Assignment ▸
Look through the records and copy each line with the string "name" in it.

[Items from an interface collection]

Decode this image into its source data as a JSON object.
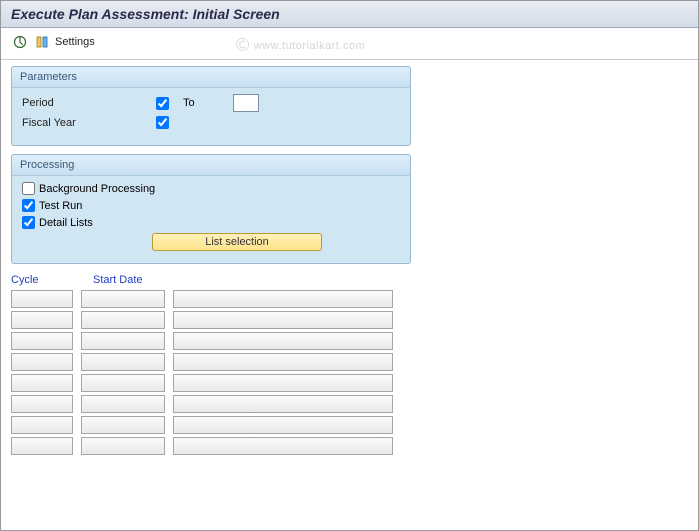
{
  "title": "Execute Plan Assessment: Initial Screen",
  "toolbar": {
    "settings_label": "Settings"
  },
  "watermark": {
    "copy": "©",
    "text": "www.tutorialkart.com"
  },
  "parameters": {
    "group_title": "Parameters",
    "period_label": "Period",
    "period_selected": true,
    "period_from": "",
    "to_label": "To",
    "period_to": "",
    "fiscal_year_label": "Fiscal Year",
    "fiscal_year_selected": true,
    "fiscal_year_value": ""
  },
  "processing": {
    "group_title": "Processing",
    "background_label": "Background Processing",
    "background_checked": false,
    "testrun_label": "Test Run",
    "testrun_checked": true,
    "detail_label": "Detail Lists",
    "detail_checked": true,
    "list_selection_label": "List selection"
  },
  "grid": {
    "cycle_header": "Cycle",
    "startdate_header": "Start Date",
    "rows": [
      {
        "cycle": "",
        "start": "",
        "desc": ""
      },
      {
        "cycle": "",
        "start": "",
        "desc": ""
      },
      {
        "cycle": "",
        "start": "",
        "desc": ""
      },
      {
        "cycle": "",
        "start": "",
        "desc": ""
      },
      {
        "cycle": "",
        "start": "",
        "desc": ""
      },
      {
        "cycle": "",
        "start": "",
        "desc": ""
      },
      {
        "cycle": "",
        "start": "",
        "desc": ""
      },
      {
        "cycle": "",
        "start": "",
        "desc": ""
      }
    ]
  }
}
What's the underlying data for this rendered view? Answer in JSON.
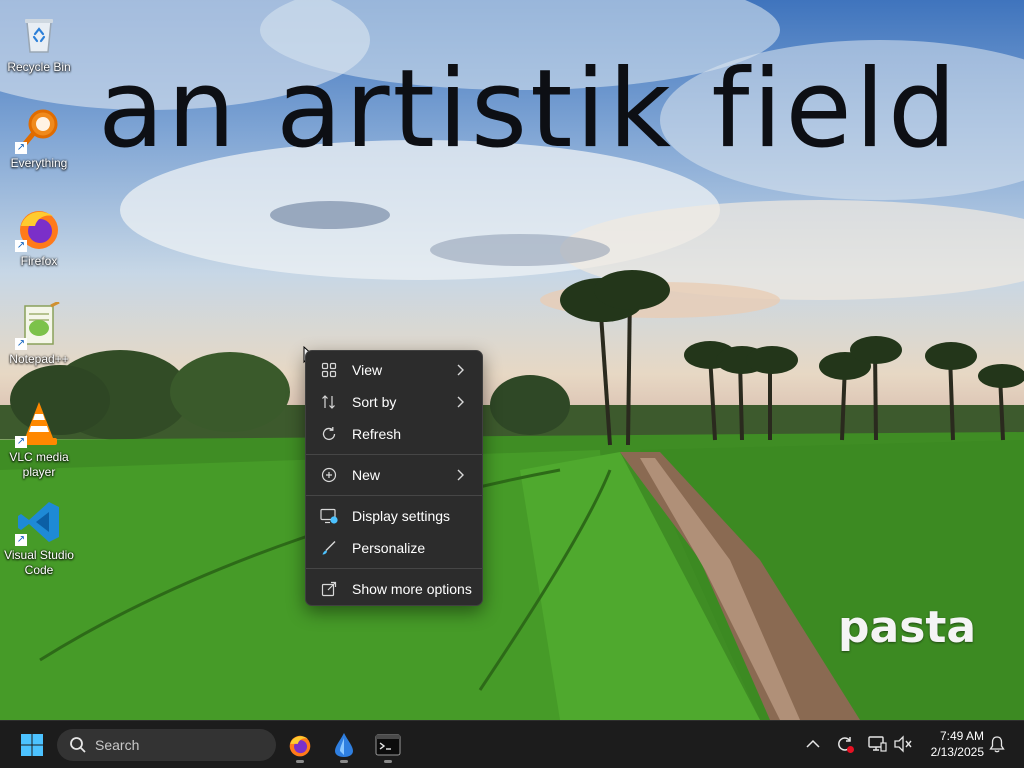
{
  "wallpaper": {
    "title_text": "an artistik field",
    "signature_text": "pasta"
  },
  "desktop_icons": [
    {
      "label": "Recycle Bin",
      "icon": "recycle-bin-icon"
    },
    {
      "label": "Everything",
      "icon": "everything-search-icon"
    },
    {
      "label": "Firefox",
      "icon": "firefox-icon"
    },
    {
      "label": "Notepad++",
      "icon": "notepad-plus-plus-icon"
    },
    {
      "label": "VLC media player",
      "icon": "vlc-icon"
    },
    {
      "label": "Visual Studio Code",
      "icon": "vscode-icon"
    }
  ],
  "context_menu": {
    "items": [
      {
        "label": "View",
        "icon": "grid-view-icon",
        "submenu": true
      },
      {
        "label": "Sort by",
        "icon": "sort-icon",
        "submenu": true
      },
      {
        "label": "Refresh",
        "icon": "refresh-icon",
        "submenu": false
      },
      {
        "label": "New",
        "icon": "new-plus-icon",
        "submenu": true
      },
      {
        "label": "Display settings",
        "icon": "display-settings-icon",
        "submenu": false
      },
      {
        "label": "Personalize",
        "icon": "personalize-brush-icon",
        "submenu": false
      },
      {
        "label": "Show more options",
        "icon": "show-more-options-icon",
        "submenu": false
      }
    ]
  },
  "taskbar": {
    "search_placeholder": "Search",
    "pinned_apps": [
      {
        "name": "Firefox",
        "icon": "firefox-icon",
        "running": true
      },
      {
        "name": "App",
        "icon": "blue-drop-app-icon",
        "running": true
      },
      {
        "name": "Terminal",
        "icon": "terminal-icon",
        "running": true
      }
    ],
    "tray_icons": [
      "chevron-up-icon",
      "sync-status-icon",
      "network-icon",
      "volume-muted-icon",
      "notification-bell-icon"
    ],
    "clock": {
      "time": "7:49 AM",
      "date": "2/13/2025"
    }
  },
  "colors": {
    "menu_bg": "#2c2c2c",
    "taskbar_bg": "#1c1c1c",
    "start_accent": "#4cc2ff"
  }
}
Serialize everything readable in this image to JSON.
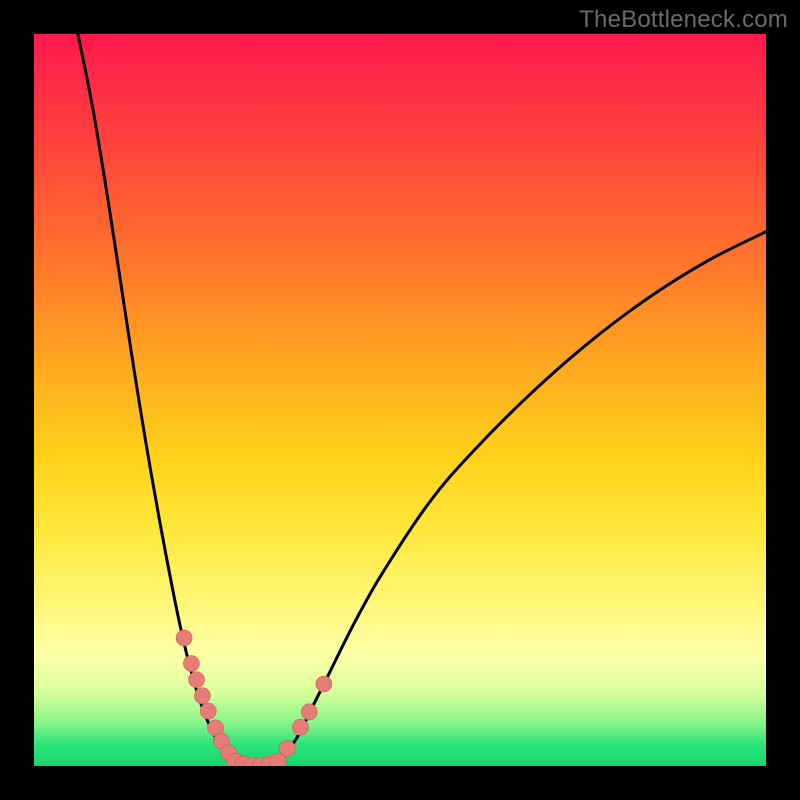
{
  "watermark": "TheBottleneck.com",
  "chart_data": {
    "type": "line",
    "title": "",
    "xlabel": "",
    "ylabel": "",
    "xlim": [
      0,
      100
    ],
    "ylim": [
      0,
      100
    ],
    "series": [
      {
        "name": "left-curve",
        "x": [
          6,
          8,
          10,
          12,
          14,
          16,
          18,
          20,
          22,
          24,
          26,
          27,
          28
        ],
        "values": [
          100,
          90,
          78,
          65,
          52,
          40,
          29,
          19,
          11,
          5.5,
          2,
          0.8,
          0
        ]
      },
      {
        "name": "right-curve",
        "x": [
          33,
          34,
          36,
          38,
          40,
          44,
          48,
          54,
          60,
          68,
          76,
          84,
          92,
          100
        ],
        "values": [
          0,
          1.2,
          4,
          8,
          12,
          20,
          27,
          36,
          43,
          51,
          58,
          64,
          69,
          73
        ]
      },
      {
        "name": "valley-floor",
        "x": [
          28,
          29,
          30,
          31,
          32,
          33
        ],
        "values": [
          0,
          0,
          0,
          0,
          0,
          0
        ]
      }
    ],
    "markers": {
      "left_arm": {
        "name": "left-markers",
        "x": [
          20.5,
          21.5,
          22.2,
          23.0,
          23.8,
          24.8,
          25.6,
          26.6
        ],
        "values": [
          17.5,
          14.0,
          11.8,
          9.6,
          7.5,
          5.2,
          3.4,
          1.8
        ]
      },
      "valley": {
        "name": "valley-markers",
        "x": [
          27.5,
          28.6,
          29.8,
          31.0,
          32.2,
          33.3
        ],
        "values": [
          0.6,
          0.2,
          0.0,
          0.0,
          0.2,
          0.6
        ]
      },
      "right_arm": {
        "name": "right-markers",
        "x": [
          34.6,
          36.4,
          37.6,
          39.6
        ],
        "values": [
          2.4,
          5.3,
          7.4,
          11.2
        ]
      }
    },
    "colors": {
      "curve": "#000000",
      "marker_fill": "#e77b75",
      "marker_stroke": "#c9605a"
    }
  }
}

Response to the exercise ▸
        "name": "Firefox",
        "name": "App",
        "name": "Terminal",
        "name": "left-curve",
        "name": "right-curve",
        "name": "valley-floor",
        "name": "left-markers",
        "name": "valley-markers",
        "name": "right-markers",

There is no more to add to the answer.